To do:
Determine the number of lines of the records below that include "watermark". Respond with the number and no other text.

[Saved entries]
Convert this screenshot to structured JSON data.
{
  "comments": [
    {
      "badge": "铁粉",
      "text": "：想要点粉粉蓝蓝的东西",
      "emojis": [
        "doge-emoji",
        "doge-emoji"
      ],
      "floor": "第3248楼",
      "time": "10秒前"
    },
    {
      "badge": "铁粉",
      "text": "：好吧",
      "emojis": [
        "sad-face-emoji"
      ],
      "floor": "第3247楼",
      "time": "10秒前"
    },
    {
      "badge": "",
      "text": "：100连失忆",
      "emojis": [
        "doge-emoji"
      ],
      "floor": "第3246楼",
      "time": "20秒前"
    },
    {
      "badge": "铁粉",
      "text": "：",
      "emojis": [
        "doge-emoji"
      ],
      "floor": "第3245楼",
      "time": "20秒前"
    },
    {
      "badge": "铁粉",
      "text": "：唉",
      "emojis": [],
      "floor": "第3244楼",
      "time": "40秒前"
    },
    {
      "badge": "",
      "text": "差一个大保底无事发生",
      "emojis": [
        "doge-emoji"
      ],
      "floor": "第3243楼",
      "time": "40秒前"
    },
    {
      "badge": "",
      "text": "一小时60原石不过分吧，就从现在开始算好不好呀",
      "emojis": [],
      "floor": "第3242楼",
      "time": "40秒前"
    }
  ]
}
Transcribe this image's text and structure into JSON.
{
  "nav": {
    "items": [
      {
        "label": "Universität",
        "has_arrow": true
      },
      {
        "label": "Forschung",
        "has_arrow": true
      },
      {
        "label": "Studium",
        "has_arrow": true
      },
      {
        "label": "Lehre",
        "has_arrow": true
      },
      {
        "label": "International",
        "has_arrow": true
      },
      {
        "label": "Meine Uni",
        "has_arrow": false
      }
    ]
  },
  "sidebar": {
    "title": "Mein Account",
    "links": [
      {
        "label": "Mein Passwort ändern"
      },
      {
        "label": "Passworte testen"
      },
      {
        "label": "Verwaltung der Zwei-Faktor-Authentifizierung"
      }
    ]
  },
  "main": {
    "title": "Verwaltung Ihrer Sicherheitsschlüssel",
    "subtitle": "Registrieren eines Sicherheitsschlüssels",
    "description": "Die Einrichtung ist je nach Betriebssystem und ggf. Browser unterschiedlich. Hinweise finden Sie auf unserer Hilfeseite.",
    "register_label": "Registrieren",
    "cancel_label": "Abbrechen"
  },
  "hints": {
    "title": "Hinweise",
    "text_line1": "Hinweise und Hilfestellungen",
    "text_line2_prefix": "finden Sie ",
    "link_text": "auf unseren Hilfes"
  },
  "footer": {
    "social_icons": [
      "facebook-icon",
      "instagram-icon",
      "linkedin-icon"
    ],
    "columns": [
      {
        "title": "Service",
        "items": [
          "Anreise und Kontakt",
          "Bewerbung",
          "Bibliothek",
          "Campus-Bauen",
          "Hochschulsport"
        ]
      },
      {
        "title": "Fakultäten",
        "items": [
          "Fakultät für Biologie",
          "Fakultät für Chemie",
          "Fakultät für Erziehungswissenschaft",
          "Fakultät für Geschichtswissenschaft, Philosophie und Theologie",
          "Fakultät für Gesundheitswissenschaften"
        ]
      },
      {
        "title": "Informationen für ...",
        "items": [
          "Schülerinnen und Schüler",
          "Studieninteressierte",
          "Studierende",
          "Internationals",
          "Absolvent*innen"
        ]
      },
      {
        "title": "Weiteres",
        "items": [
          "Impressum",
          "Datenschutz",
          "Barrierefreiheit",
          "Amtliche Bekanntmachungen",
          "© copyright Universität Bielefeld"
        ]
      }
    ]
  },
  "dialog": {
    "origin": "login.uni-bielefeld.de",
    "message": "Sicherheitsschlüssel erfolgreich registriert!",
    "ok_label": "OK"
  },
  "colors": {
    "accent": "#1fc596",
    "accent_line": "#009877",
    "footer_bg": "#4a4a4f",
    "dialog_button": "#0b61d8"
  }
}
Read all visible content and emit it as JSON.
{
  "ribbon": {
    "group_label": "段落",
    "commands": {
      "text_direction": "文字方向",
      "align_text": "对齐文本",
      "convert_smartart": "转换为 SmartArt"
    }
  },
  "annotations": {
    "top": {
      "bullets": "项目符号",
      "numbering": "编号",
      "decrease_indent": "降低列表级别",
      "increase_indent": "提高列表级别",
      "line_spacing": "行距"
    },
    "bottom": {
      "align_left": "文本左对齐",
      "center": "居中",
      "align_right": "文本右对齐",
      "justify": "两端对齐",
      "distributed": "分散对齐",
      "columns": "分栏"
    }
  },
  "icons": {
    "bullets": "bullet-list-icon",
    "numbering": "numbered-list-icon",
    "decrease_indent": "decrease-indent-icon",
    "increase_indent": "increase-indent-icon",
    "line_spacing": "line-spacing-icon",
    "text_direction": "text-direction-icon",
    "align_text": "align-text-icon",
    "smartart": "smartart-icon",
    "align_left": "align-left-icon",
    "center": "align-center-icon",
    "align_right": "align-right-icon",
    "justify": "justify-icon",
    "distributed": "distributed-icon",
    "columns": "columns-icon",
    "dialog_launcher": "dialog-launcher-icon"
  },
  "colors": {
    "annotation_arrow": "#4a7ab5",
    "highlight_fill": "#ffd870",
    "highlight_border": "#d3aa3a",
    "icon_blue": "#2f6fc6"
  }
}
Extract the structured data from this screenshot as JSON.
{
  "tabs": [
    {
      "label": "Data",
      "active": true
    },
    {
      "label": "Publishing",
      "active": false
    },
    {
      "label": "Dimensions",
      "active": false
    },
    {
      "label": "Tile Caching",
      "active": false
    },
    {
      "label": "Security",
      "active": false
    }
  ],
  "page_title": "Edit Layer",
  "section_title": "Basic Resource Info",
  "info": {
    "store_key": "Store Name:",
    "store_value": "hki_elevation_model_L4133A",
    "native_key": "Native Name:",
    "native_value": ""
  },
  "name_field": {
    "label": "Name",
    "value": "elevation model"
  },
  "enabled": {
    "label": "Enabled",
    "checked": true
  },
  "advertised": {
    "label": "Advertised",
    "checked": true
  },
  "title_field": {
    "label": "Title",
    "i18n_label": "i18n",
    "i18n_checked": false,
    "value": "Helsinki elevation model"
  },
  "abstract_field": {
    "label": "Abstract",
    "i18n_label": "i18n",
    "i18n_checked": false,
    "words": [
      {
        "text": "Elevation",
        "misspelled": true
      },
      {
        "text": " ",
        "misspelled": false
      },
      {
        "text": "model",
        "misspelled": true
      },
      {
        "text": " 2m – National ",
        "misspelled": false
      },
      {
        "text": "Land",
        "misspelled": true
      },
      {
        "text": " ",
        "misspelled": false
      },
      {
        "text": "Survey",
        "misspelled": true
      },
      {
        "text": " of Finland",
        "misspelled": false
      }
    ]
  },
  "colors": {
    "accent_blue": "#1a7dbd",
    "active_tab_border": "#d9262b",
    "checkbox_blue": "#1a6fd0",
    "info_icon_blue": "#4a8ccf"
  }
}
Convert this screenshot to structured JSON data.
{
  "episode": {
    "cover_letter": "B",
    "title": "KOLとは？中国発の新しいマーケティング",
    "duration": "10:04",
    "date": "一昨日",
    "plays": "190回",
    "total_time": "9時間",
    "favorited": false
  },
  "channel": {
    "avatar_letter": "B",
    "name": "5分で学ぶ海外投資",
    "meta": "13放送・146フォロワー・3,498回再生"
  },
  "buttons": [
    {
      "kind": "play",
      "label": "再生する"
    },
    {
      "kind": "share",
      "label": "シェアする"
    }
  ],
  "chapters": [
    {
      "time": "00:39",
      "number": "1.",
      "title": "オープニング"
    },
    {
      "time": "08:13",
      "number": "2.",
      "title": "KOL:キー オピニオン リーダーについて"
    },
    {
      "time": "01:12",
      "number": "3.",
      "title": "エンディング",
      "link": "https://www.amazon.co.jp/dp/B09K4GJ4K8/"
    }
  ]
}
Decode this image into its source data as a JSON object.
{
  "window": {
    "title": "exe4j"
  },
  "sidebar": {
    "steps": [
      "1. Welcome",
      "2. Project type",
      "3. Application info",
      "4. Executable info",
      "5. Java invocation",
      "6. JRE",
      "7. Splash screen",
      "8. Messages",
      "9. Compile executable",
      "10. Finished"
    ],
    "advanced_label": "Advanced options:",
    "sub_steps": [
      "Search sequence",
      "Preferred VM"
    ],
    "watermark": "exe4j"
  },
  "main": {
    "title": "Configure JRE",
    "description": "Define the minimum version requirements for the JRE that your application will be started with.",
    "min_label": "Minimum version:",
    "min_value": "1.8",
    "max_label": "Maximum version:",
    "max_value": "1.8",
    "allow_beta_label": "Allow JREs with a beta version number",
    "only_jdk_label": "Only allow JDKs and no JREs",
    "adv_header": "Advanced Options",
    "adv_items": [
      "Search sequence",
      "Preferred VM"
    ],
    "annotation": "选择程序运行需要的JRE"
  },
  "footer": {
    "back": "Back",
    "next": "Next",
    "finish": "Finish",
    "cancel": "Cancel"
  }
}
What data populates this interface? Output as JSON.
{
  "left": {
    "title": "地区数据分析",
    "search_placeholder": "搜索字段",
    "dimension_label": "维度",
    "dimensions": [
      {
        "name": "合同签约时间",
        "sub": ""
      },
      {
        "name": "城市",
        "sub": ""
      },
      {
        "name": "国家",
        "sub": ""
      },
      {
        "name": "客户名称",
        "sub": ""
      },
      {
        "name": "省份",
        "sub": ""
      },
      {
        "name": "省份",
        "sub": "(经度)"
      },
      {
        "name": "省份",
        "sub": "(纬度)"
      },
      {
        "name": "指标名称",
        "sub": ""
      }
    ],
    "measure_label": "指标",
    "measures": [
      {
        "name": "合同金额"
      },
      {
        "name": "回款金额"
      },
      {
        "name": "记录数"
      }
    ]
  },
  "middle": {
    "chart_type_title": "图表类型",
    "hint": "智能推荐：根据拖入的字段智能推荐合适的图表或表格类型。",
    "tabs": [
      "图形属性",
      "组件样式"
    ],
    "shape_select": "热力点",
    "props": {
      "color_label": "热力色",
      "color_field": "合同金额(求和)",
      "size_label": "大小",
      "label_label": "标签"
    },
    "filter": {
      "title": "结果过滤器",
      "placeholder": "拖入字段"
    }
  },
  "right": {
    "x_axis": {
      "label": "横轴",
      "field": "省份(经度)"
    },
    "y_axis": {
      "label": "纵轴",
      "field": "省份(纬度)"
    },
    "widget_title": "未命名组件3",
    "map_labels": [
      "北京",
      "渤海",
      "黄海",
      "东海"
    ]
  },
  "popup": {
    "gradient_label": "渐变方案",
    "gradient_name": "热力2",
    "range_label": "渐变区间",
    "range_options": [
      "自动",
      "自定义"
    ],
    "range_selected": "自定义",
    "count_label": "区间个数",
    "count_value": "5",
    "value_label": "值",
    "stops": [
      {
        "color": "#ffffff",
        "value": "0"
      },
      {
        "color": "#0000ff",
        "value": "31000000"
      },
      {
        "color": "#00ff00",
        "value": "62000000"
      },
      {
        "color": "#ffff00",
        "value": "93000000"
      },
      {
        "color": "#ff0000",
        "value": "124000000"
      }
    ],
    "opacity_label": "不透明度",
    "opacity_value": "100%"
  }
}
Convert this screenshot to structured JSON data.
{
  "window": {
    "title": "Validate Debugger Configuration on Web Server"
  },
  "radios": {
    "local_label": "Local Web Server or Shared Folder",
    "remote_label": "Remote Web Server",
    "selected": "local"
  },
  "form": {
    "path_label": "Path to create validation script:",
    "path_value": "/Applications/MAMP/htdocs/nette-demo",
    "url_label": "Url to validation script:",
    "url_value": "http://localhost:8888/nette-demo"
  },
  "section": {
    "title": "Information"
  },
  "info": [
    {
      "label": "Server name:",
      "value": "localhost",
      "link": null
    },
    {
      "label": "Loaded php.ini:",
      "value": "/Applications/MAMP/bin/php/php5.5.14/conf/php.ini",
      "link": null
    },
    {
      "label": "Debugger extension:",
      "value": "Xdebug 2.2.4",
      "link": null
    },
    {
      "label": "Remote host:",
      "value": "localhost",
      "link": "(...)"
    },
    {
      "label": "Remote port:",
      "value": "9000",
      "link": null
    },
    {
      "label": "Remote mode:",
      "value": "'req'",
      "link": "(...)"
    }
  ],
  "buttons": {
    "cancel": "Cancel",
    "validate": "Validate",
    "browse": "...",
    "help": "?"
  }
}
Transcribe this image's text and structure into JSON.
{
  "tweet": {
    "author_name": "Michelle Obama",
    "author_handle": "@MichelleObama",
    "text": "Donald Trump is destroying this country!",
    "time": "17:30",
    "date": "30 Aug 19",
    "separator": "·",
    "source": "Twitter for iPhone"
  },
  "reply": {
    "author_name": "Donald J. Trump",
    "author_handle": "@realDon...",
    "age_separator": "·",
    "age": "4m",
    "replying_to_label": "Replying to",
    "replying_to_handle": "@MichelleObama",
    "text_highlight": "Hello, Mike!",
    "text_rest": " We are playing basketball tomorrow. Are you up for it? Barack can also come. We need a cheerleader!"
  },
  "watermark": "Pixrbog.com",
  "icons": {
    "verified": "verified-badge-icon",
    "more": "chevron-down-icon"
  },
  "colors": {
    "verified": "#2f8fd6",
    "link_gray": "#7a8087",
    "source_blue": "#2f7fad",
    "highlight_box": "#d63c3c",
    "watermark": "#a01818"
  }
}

Solution:
3